─── RECORDS TO PROCESS
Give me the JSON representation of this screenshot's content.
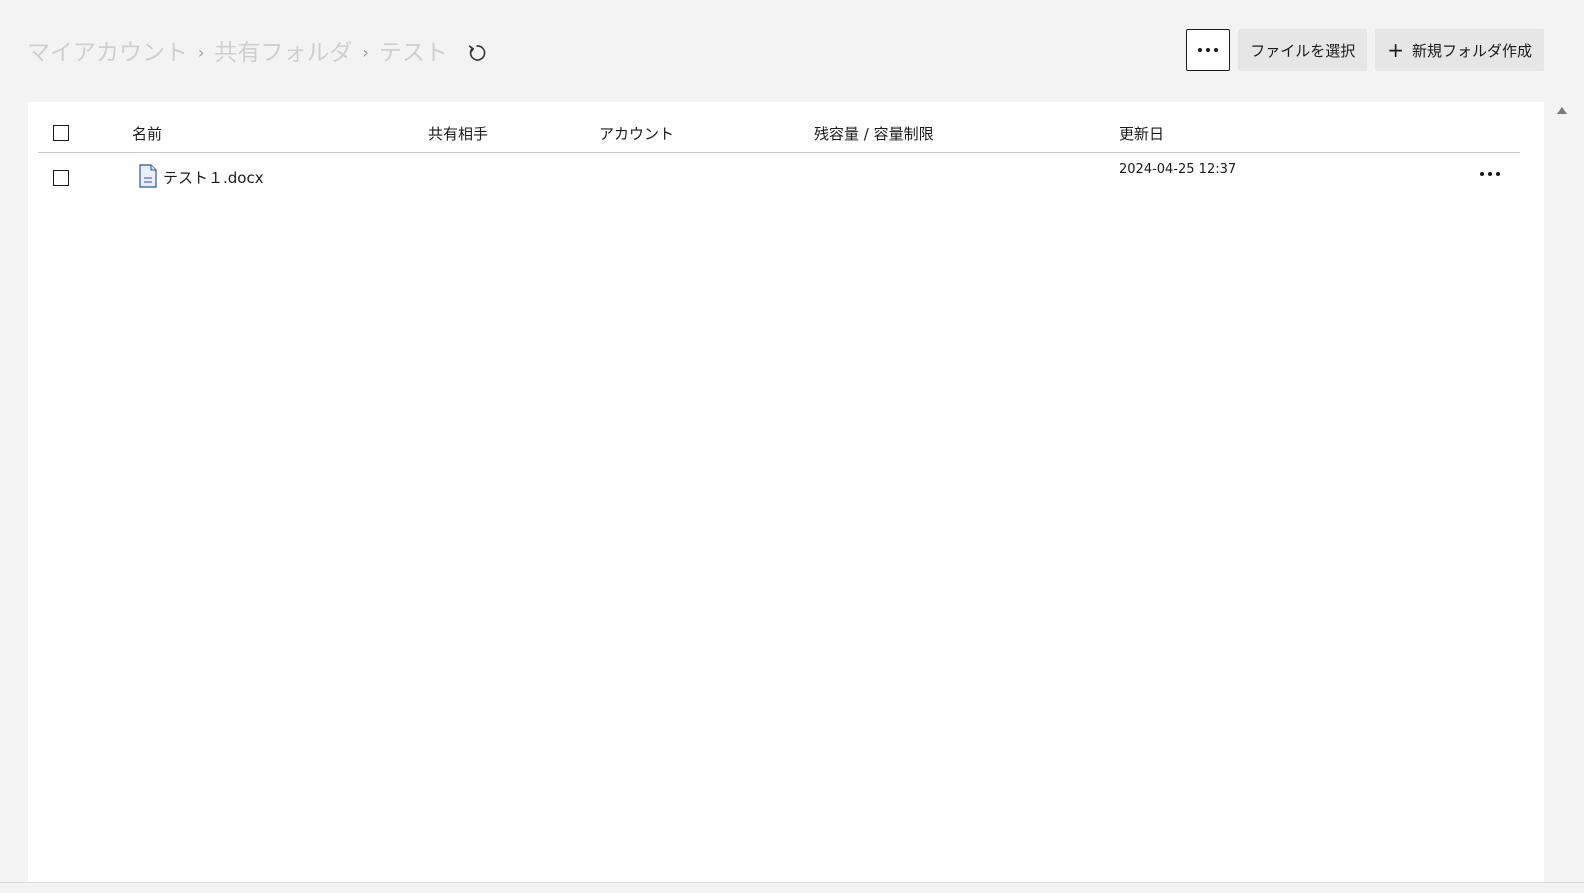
{
  "breadcrumb": {
    "items": [
      "マイアカウント",
      "共有フォルダ",
      "テスト"
    ],
    "separator": "›",
    "refresh_icon": "refresh-icon"
  },
  "toolbar": {
    "more_icon": "more-horizontal-icon",
    "select_file_label": "ファイルを選択",
    "new_folder_label": "新規フォルダ作成",
    "new_folder_icon": "plus-icon"
  },
  "table": {
    "columns": [
      "名前",
      "共有相手",
      "アカウント",
      "残容量 / 容量制限",
      "更新日"
    ],
    "rows": [
      {
        "name": "テスト１.docx",
        "icon": "word-document-icon",
        "shared_with": "",
        "account": "",
        "quota": "",
        "updated": "2024-04-25 12:37",
        "menu_icon": "more-horizontal-icon"
      }
    ]
  },
  "colors": {
    "background": "#f3f3f3",
    "panel": "#ffffff",
    "breadcrumb_text": "#cfcfcf",
    "button_bg": "#e6e6e6",
    "doc_icon": "#2b579a"
  }
}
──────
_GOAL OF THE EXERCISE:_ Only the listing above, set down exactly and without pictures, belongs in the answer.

_REPLY TO THE TASK:_
Give me the JSON representation of this screenshot's content.
{
  "breadcrumb": {
    "items": [
      "マイアカウント",
      "共有フォルダ",
      "テスト"
    ],
    "separator": "›",
    "refresh_icon": "refresh-icon"
  },
  "toolbar": {
    "more_icon": "more-horizontal-icon",
    "select_file_label": "ファイルを選択",
    "new_folder_label": "新規フォルダ作成",
    "new_folder_icon": "plus-icon"
  },
  "table": {
    "columns": [
      "名前",
      "共有相手",
      "アカウント",
      "残容量 / 容量制限",
      "更新日"
    ],
    "rows": [
      {
        "name": "テスト１.docx",
        "icon": "word-document-icon",
        "shared_with": "",
        "account": "",
        "quota": "",
        "updated": "2024-04-25 12:37",
        "menu_icon": "more-horizontal-icon"
      }
    ]
  },
  "colors": {
    "background": "#f3f3f3",
    "panel": "#ffffff",
    "breadcrumb_text": "#cfcfcf",
    "button_bg": "#e6e6e6",
    "doc_icon": "#2b579a"
  }
}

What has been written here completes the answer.